However, this does not lessen President Roh’s share of the blame. Anyway, it was he who gave the primary reason for the impeachment drive. In March when the election watchdog ruled some of Roh’s remarks were in violation of election law, the country wanted him to apologize. If he apologized, the situation would have not spilled over into impeachment.

What President Roh should value painstakingly from the ruling is the Court’s lambasting of his deed and speech that made light of the Constitution and law. The president is constitutionally responsible for safeguarding the rule of law and the basic order of liberal democracy.

If the president overlooks them, law and order in society will collapse. The president should fully accept the court’s criticism. Since he took office, concerns have been rampant that the rule of law has begun to eclipse.

He Should Apologize for Confidence Vote Proposal—

The Constitutional Court clearly ruled that President Roh’s proposal for a confidence vote was his failure to safeguard the Constitution. He must apologize for it. He made the public anxious with a proposal that the Constitution does not allow. President Roh hasn’t express a clear position about it. It’s time to put an end to the issue. He must apologize in a way that convinces the public and promises to devote his energy to the government administration in an effort to work off the psychological debt he owes to the country.

Here and now are more critical. The president and the governing party as well as the opposition parties should shake the past away. An issue like this must not be exploited politically. How long would you get entangled in “impeachment politics” at a time when the public is eking out a tough living in the face of the severe economic recession? The president must set an example himself.

Are all the confusion and conflict ultimately due to a combination of the head of the state’s lack of leadership and his reckless deed and speech? If he did not recognize this after surviving the impeachment fever, this country would not have a future. By boldly dividing and distributing tasks and responsibilities, the president must not have his speech and deeds strand the government.

He must prioritize the economy and the improvement of the public livelihood. When the prices of oil and raw material are skyrocketing, investment in plants stands still, and streets are packed with the unemployed, what is your priority? Reform won’t have any meaning if it does not focus on the bread and butter issue.
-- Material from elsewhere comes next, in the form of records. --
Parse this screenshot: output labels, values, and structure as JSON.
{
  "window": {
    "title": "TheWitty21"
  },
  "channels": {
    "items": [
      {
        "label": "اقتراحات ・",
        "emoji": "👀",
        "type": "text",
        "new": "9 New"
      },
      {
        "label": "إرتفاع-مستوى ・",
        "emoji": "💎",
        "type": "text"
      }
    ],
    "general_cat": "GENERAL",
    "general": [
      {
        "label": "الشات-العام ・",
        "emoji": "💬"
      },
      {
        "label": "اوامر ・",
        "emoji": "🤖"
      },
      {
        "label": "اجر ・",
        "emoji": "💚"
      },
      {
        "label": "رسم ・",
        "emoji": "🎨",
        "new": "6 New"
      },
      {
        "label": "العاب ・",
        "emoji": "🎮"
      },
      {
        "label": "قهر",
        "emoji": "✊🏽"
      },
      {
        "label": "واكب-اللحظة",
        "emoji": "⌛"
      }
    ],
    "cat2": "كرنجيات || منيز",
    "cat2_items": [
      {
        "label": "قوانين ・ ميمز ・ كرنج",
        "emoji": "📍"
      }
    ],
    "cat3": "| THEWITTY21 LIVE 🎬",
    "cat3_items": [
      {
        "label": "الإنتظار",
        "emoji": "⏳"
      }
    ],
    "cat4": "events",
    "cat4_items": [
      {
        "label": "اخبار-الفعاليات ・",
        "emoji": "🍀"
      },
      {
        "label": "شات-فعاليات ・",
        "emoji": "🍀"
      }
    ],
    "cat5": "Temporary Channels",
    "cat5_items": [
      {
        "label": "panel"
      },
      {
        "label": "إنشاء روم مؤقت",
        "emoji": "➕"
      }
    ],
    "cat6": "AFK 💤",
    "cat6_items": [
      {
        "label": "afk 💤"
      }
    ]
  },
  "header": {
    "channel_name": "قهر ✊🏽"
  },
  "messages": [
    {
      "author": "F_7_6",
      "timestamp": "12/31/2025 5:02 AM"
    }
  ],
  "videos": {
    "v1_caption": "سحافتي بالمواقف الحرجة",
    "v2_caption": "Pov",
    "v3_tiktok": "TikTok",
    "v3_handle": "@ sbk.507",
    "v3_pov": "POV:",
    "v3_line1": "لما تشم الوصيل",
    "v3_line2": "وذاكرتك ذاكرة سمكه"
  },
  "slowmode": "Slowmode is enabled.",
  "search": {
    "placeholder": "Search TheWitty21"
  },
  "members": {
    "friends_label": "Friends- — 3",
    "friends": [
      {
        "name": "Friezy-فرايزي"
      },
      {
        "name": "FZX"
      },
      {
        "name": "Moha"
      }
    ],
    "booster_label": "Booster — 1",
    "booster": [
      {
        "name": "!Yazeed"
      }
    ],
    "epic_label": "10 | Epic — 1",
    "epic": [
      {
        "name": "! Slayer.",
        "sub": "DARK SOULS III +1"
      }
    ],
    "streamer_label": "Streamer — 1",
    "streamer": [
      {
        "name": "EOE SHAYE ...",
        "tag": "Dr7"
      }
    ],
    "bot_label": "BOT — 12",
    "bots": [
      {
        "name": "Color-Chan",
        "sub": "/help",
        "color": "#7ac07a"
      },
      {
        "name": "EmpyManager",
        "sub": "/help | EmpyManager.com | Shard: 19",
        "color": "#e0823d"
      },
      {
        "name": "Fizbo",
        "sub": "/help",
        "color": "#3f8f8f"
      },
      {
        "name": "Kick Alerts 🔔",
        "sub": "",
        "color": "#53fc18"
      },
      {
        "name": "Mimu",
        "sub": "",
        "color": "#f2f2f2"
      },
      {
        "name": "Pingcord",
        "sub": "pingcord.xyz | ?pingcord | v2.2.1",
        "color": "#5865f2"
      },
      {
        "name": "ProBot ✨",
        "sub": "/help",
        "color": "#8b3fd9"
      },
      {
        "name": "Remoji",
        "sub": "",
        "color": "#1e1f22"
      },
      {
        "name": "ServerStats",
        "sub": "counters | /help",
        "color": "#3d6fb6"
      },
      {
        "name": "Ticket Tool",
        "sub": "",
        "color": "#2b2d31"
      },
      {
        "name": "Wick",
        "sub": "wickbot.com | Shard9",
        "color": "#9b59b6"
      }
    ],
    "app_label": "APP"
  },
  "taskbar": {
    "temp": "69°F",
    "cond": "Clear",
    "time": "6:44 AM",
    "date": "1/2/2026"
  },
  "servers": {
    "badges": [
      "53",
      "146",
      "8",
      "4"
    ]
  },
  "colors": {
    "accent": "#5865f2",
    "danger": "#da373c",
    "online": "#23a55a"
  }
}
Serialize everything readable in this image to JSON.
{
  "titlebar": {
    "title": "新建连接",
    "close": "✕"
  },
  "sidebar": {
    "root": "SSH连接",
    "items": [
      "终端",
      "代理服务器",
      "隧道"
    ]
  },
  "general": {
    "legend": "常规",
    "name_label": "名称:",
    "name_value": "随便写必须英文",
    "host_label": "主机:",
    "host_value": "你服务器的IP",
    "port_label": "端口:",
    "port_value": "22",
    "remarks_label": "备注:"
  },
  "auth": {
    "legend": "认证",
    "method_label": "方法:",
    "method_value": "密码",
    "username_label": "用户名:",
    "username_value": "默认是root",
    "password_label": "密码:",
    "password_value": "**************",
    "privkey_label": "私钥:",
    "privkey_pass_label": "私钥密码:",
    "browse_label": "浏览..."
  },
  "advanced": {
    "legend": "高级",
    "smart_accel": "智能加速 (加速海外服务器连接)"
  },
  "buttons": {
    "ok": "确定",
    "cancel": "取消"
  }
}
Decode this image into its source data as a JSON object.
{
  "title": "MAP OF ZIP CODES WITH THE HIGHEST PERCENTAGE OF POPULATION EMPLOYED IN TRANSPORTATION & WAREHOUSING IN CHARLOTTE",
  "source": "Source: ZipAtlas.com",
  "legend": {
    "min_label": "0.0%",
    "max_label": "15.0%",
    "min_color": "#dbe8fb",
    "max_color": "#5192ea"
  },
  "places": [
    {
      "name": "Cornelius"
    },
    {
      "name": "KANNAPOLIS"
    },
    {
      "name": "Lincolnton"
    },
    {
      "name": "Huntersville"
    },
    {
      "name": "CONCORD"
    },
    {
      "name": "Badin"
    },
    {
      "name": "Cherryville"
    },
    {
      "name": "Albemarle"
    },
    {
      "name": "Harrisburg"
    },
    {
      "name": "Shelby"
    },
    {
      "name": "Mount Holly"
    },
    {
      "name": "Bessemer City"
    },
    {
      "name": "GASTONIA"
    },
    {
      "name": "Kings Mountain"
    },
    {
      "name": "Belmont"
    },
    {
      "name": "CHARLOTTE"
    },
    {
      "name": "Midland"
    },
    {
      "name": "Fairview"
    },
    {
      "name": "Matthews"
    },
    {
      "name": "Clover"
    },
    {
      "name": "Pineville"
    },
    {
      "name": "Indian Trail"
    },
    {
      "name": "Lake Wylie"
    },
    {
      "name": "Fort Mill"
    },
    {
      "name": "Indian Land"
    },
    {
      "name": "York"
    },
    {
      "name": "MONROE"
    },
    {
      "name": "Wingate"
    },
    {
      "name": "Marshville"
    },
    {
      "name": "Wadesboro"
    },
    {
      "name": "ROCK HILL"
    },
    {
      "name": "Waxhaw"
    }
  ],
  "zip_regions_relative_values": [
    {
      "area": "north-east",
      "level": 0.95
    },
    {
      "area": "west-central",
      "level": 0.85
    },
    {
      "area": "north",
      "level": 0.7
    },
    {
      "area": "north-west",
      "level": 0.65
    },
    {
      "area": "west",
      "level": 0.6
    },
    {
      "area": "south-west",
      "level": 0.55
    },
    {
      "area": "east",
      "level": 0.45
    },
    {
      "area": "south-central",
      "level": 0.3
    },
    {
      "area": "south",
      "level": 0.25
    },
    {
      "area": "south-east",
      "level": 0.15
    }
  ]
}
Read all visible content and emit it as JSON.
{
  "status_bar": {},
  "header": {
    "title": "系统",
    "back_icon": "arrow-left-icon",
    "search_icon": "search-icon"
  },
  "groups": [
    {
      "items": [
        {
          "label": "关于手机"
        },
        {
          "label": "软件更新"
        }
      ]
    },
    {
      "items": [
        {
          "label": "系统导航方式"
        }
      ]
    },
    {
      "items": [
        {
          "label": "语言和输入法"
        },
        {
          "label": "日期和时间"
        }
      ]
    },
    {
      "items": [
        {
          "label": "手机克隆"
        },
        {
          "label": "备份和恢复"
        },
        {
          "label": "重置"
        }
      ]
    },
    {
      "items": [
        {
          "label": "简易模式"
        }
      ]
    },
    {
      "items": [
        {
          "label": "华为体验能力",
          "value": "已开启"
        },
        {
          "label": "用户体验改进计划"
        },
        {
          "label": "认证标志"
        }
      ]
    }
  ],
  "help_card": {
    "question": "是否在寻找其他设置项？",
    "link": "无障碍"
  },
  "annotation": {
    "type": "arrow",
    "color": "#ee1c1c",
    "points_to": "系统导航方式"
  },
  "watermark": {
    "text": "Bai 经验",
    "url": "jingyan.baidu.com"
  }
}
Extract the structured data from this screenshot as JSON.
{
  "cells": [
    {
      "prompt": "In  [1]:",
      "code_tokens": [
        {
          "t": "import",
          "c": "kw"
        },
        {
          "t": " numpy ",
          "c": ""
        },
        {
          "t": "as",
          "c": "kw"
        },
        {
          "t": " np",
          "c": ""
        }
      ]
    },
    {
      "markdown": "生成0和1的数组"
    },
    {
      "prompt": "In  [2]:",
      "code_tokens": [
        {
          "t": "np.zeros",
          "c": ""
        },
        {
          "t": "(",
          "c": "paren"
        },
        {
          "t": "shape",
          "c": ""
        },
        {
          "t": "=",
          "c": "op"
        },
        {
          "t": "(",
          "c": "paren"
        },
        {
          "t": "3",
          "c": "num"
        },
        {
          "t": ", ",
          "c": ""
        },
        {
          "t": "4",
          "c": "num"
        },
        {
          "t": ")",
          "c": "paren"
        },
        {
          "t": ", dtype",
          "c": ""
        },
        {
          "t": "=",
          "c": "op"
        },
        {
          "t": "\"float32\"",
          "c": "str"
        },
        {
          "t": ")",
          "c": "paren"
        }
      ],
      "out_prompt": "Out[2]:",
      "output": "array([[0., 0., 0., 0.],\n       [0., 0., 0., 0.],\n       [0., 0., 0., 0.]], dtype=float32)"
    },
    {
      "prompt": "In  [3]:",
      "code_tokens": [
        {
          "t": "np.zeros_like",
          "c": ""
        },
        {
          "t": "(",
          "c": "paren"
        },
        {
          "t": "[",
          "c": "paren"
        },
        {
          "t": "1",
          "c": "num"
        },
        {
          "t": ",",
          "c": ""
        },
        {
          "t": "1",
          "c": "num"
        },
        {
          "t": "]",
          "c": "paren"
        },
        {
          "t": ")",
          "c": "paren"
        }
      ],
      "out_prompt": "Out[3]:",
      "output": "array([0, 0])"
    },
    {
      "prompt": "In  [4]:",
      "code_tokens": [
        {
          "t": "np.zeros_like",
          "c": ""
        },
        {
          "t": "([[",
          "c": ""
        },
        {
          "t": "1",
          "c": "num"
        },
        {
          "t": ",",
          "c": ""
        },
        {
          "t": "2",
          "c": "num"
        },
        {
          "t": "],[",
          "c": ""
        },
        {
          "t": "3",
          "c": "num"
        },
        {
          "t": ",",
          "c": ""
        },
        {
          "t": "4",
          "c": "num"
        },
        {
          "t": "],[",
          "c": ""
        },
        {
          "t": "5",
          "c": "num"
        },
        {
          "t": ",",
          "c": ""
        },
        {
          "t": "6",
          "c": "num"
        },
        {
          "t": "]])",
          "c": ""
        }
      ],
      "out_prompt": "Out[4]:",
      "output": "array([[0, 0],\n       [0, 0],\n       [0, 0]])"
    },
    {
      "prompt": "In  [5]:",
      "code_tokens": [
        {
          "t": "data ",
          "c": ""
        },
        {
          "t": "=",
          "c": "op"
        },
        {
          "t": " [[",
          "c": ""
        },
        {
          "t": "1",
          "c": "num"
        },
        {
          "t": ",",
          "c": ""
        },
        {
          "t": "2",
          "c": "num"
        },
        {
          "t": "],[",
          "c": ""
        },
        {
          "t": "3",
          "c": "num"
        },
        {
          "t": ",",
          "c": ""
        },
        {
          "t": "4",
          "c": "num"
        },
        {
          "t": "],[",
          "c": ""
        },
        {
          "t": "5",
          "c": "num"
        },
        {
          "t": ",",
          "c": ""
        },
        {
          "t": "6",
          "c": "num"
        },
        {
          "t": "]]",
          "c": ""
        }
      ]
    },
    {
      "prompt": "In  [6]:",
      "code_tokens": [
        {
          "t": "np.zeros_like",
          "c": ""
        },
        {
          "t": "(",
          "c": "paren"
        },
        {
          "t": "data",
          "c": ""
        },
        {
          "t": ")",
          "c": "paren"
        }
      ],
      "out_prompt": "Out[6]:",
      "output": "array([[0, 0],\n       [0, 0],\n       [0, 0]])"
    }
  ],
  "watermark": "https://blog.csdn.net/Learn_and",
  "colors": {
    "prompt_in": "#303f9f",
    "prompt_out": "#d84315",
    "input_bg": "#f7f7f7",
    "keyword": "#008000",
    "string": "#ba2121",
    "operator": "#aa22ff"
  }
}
Of course, reform should be implemented. However, if it needs to be done completely, it needs a clear goal on which national consensus would be built. It needs a concrete program accordingly. The public is tired of an endless series of reform slogans popped up by the presidential office, the ruling party, and the government. If compared to an apartment building, is the reform that they want remodeling or reconstruction? The country finds itself confused. The public is not a guinea pig for their experiment with reform.

The Court’s Overturn is Not Just Acquittal—

The Constitutional Court’s overturn is not just an acquittal for President Roh. It is also a warning that he should make every effort into bringing together the nation, instead of dividing them, to bring about national prosperity. The masses want Present Roh to serve them and not to cater to Nosamo, a national group of his supporters. Whether or not the aftermath of the impeachment fiasco can translate into a new opportunity for turning around the country all depends on President Roh.